Lupus Awareness month takes place during October and helps raise awareness for those suffering from the autoimmune disease.
What is Lupus?
The term “Lupus” is used to define the severe condition Systemic Lupus Erythematosus (SLE) and can vary from mild to life-threatening.
According to WebDM.com, “Lupus is an autoimmune disease meaning that the body’s natural defense system (immune system) attacks healthy tissues instead of attacking only things like bacteria and viruses. This causes inflammation and the disease is lifelong and can become severe.”
The most common symptoms of the illness appear as rashes often on the face, wrists and hands.
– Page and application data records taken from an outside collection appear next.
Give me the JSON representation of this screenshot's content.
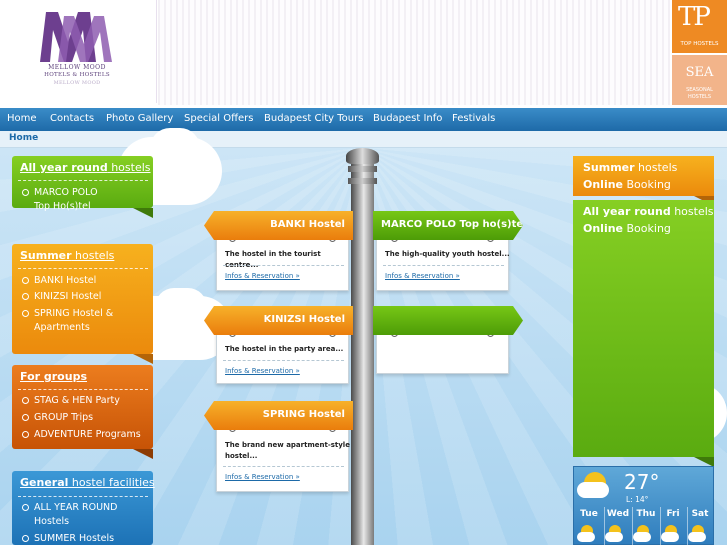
{
  "header": {
    "logo_monogram": "MM",
    "logo_line1": "MELLOW MOOD",
    "logo_line2": "HOTELS & HOSTELS",
    "logo_line3": "MELLOW MOOD",
    "top_badge": {
      "big": "TP",
      "small": "TOP HOSTELS"
    },
    "seasonal_badge": {
      "big": "SEA",
      "small1": "SEASONAL",
      "small2": "HOSTELS"
    }
  },
  "nav": {
    "items": [
      "Home",
      "Contacts",
      "Photo Gallery",
      "Special Offers",
      "Budapest City Tours",
      "Budapest Info",
      "Festivals"
    ]
  },
  "breadcrumb": "Home",
  "left": {
    "all_year": {
      "bold": "All year round",
      "rest": " hostels",
      "items": [
        "MARCO POLO",
        "Top Ho(s)tel"
      ]
    },
    "summer": {
      "bold": "Summer",
      "rest": " hostels",
      "items": [
        "BANKI Hostel",
        "KINIZSI Hostel",
        "SPRING Hostel &",
        "Apartments"
      ]
    },
    "groups": {
      "bold": "For groups",
      "items": [
        "STAG & HEN Party",
        "GROUP Trips",
        "ADVENTURE Programs"
      ]
    },
    "general": {
      "bold": "General",
      "rest": " hostel facilities",
      "items": [
        "ALL YEAR ROUND",
        "Hostels",
        "SUMMER Hostels"
      ]
    }
  },
  "signs": {
    "banki": {
      "title": "BANKI Hostel",
      "desc": "The hostel in the tourist centre...",
      "link": "Infos & Reservation »"
    },
    "marco": {
      "title": "MARCO POLO Top ho(s)tel",
      "desc": "The high-quality youth hostel...",
      "link": "Infos & Reservation »"
    },
    "kinizsi": {
      "title": "KINIZSI Hostel",
      "desc": "The hostel in the party area...",
      "link": "Infos & Reservation »"
    },
    "spring": {
      "title": "SPRING Hostel",
      "desc1": "The brand new apartment-style",
      "desc2": "hostel...",
      "link": "Infos & Reservation »"
    }
  },
  "right": {
    "summer_booking": {
      "b1": "Summer",
      "r1": " hostels",
      "b2": "Online",
      "r2": " Booking"
    },
    "allyear_booking": {
      "b1": "All year round",
      "r1": " hostels",
      "b2": "Online",
      "r2": " Booking"
    }
  },
  "weather": {
    "temp": "27°",
    "low": "L: 14°",
    "days": [
      "Tue",
      "Wed",
      "Thu",
      "Fri",
      "Sat"
    ]
  },
  "colors": {
    "nav": "#2a7cbd",
    "green": "#6bbd19",
    "orange": "#f2a013",
    "red": "#d9620e",
    "blue": "#2b85c8"
  }
}
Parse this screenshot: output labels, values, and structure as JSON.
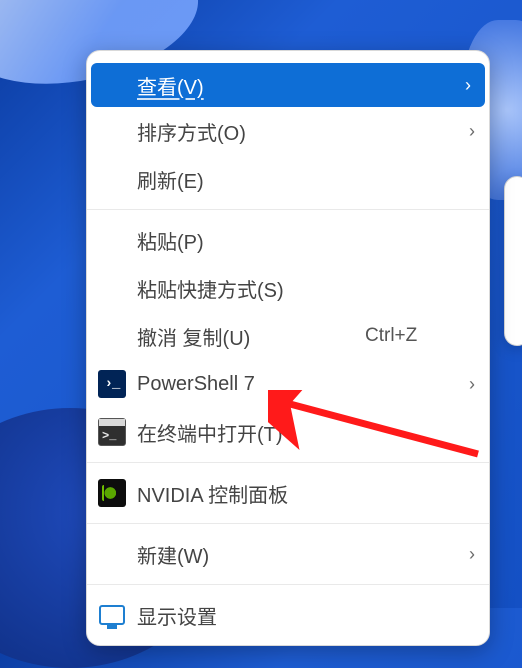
{
  "background": {
    "style": "windows11-bloom",
    "primary_color": "#1e5dd4"
  },
  "side_bubble_visible": "true",
  "menu": {
    "view": {
      "label": "查看(V)"
    },
    "sort": {
      "label": "排序方式(O)"
    },
    "refresh": {
      "label": "刷新(E)"
    },
    "paste": {
      "label": "粘贴(P)"
    },
    "paste_shortcut": {
      "label": "粘贴快捷方式(S)"
    },
    "undo_copy": {
      "label": "撤消 复制(U)",
      "shortcut": "Ctrl+Z"
    },
    "powershell": {
      "label": "PowerShell 7"
    },
    "open_in_terminal": {
      "label": "在终端中打开(T)"
    },
    "nvidia": {
      "label": "NVIDIA 控制面板"
    },
    "new": {
      "label": "新建(W)"
    },
    "display_settings": {
      "label": "显示设置"
    }
  },
  "annotation": {
    "target": "open_in_terminal",
    "color": "#ff1a1a"
  }
}
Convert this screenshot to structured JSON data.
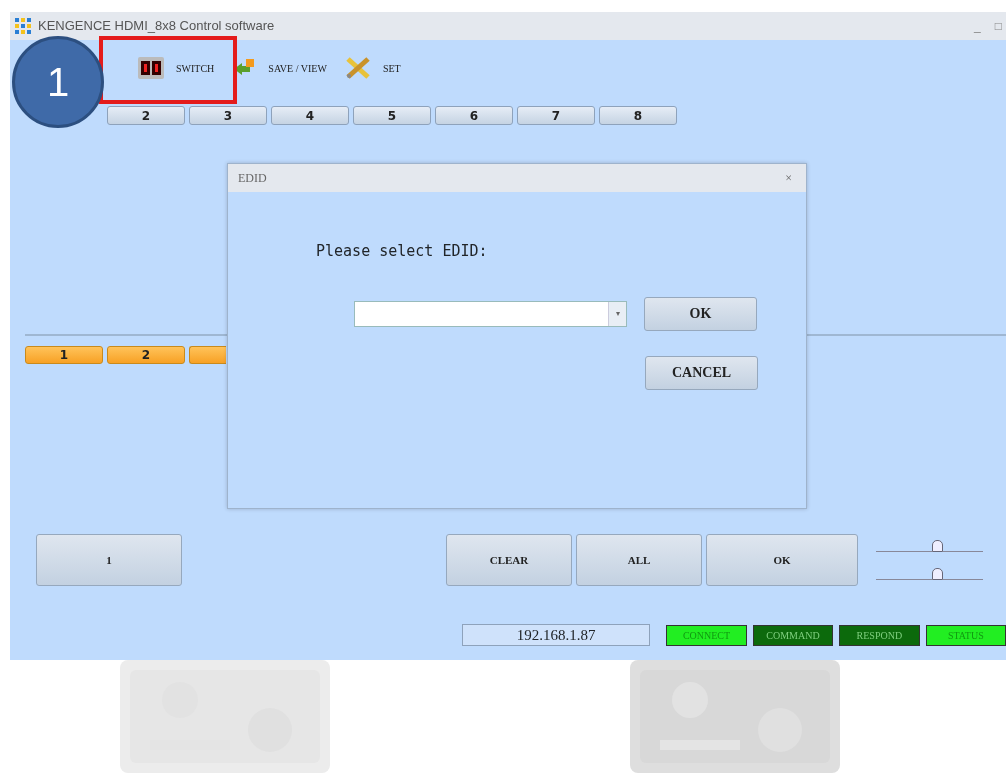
{
  "window": {
    "title": "KENGENCE HDMI_8x8 Control software",
    "controls": [
      "_",
      "□"
    ]
  },
  "toolbar": [
    {
      "label": "SWITCH",
      "kind": "switch",
      "highlighted": true
    },
    {
      "label": "SAVE / VIEW",
      "kind": "save"
    },
    {
      "label": "SET",
      "kind": "set"
    }
  ],
  "annotation": {
    "number": "1"
  },
  "inputs": [
    {
      "label": "2"
    },
    {
      "label": "3"
    },
    {
      "label": "4"
    },
    {
      "label": "5"
    },
    {
      "label": "6"
    },
    {
      "label": "7"
    },
    {
      "label": "8"
    }
  ],
  "outputs": [
    {
      "label": "1"
    },
    {
      "label": "2"
    },
    {
      "kind": "covered"
    }
  ],
  "dialog": {
    "title": "EDID",
    "close": "×",
    "dropdown_arrow": "▾",
    "prompt": "Please select EDID:",
    "ok": "OK",
    "cancel": "CANCEL"
  },
  "bottom": {
    "selected": "1",
    "buttons": [
      "CLEAR",
      "ALL",
      "OK"
    ]
  },
  "sliders": [
    {
      "level": 0.57
    },
    {
      "level": 0.57
    }
  ],
  "status_bar": {
    "ip": "192.168.1.87",
    "indicators": [
      {
        "label": "CONNECT",
        "on": true
      },
      {
        "label": "COMMAND",
        "on": false
      },
      {
        "label": "RESPOND",
        "on": false
      },
      {
        "label": "STATUS",
        "on": true
      }
    ]
  }
}
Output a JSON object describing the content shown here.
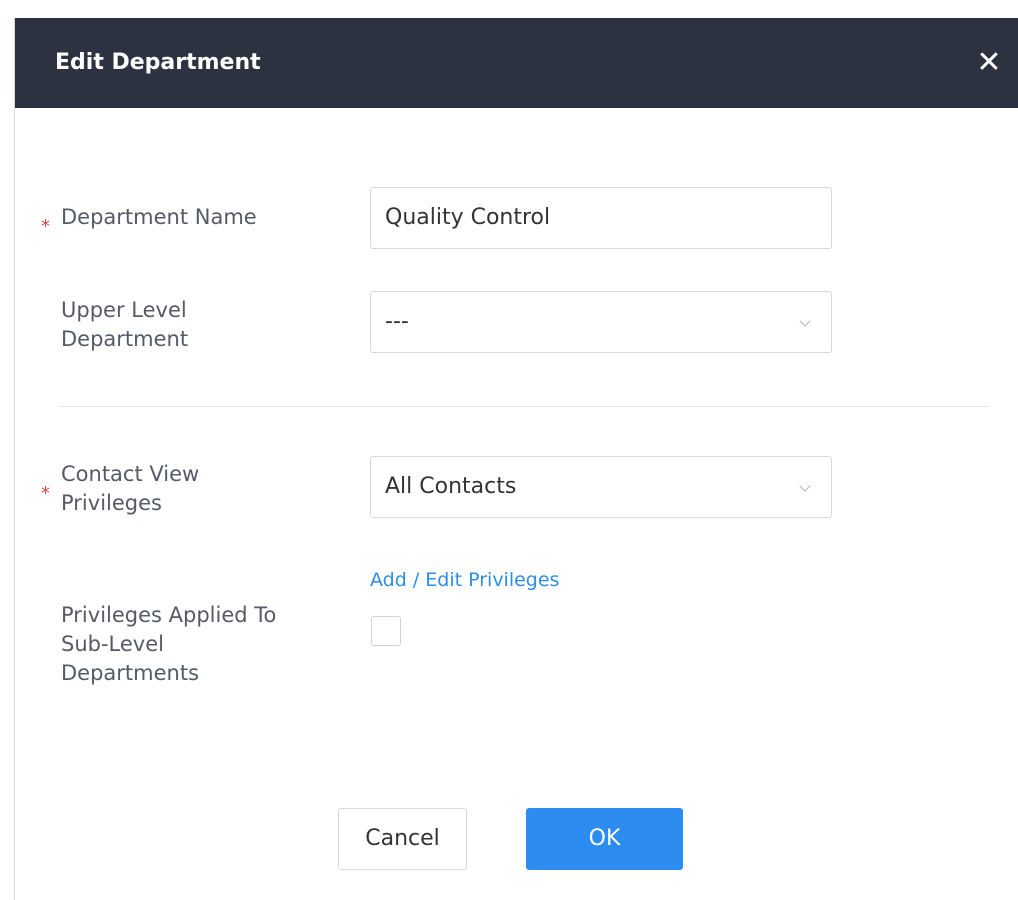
{
  "dialog": {
    "title": "Edit Department",
    "close_glyph": "✕"
  },
  "form": {
    "department_name": {
      "required_mark": "*",
      "label": "Department Name",
      "value": "Quality Control"
    },
    "upper_level_department": {
      "label_line1": "Upper Level",
      "label_line2": "Department",
      "value": "---"
    },
    "contact_view_privileges": {
      "required_mark": "*",
      "label_line1": "Contact View",
      "label_line2": "Privileges",
      "value": "All Contacts"
    },
    "add_edit_privileges_link": "Add / Edit Privileges",
    "privileges_applied": {
      "label_line1": "Privileges Applied To",
      "label_line2": "Sub-Level",
      "label_line3": "Departments",
      "checked": false
    }
  },
  "footer": {
    "cancel_label": "Cancel",
    "ok_label": "OK"
  },
  "colors": {
    "header_bg": "#2d3240",
    "primary": "#2d8cf0",
    "link": "#2c8ee8",
    "required": "#e8433f"
  },
  "icons": [
    "close-icon",
    "chevron-down-icon"
  ]
}
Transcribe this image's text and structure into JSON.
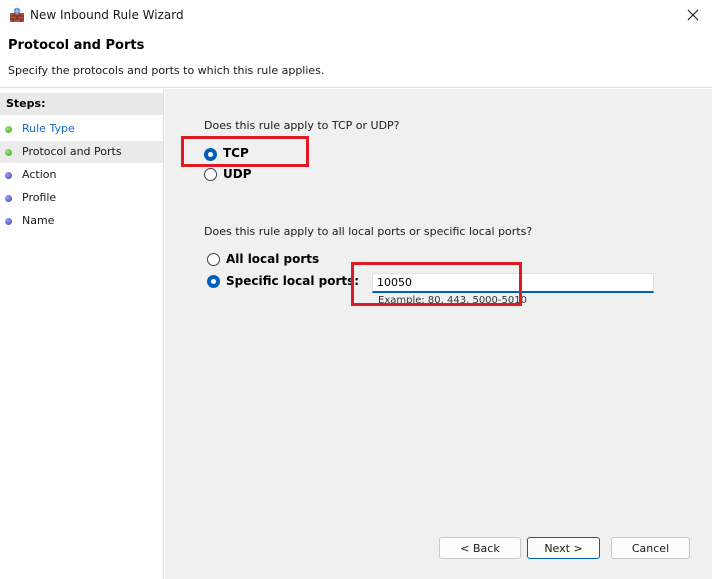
{
  "window": {
    "title": "New Inbound Rule Wizard",
    "icons": {
      "app": "firewall-wall-icon",
      "close": "close-icon"
    }
  },
  "header": {
    "title": "Protocol and Ports",
    "subtitle": "Specify the protocols and ports to which this rule applies."
  },
  "sidebar": {
    "steps_label": "Steps:",
    "items": [
      {
        "label": "Rule Type",
        "state": "done"
      },
      {
        "label": "Protocol and Ports",
        "state": "current"
      },
      {
        "label": "Action",
        "state": "pending"
      },
      {
        "label": "Profile",
        "state": "pending"
      },
      {
        "label": "Name",
        "state": "pending"
      }
    ]
  },
  "protocol": {
    "question": "Does this rule apply to TCP or UDP?",
    "options": [
      {
        "label": "TCP",
        "checked": true
      },
      {
        "label": "UDP",
        "checked": false
      }
    ]
  },
  "ports": {
    "question": "Does this rule apply to all local ports or specific local ports?",
    "options": [
      {
        "label": "All local ports",
        "checked": false
      },
      {
        "label": "Specific local ports:",
        "checked": true
      }
    ],
    "input_value": "10050",
    "example": "Example: 80, 443, 5000-5010"
  },
  "buttons": {
    "back": "< Back",
    "next": "Next >",
    "cancel": "Cancel"
  },
  "colors": {
    "accent": "#005fb8",
    "highlight": "#e01a22",
    "link": "#1a66c7",
    "step_done": "#3ea31b",
    "step_pending": "#3d45b8"
  }
}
You may also experience extreme fatigue, joint pain and swelling.
It is caused by the white blood cells fighting healthy tissue and the immune system rather than just fighting off anti-bodies and infections whilst being ill.
“Diagnosis is made by blood tests in individuals with suspicious symptoms. The key blood tests are anti-nuclear antigen (ANA) and anti double stranded DNA antibodies,” says Paul Emery, Director of the Leeds Institute of Rheumatic and Musculoskeletal Medicine.
How is it treated?
There is currently no cure for SLE however the improvement of medication has allowed practices to distribute medicines that stabilize Lupus. It can take up to seven years to finally be diagnosed and certain medication is used to sustain the illness and keep episodes to a minimum.
“It is treated with a wide variety of drugs, depending on severity of disease and response to the milder agents. Hydroxychloroquine is a starter drug,” Emery states.
Hydroxychloroquine is a medicine that helps treat diseases such as Malaria by boosting the immune system slightly. It is used in cases such as Lupus and Arthritis by reducing swelling of the joints and the soothing of the skin.
“At first I just thought it was Eczema due to stress but I started struggling in the kitchen when I actually had to grab baking trays and pans because it was just impossible to close my left hand at times,” says Deborah Bennet, 54.
“It all started after my car accident when I started losing my hair. A skin condition started to develop on my scalp which refused any re-growth of hair follicles and doctors ruled it out as Eczema due to stress.
“I lost my job due to the cognitive impairment the accident left me with because I struggled to remember names and my memory went black nearly all of the time when I tried to remember anything.”
This is a common problem that Lupus sufferers will face as up to 60% of those suffering will experience some sort of memory loss.
Deborah expands on the difficulties of living with Lupus and says “my daughter has to help me with cooking, cleaning and basic day to day tasks.”
— LUPUSUK (@LUPUSUK) October 21, 2016
What triggers Lupus?
Sunlight can cause rashes to appear on the skin as 60% of SLE sufferers are sun-sensitive compared to the average person. Stress is also a huge factor that impacts on the disease.
It can take up to seven years on average for someone suffering from Lupus to get a diagnosis. The main trigger for the disease is a severe hormonal change which is why 90% of Lupus sufferers tend to be women. Rapid increases in hormonal levels may occur after childbirth, through menopause or during puberty.
There is a lot of research and progress going into finding a cure for the disease and the Lupus Awareness month helps inform people about Lupus in hope to keep the number of sufferers to a minimum.
Written by Catrina Butler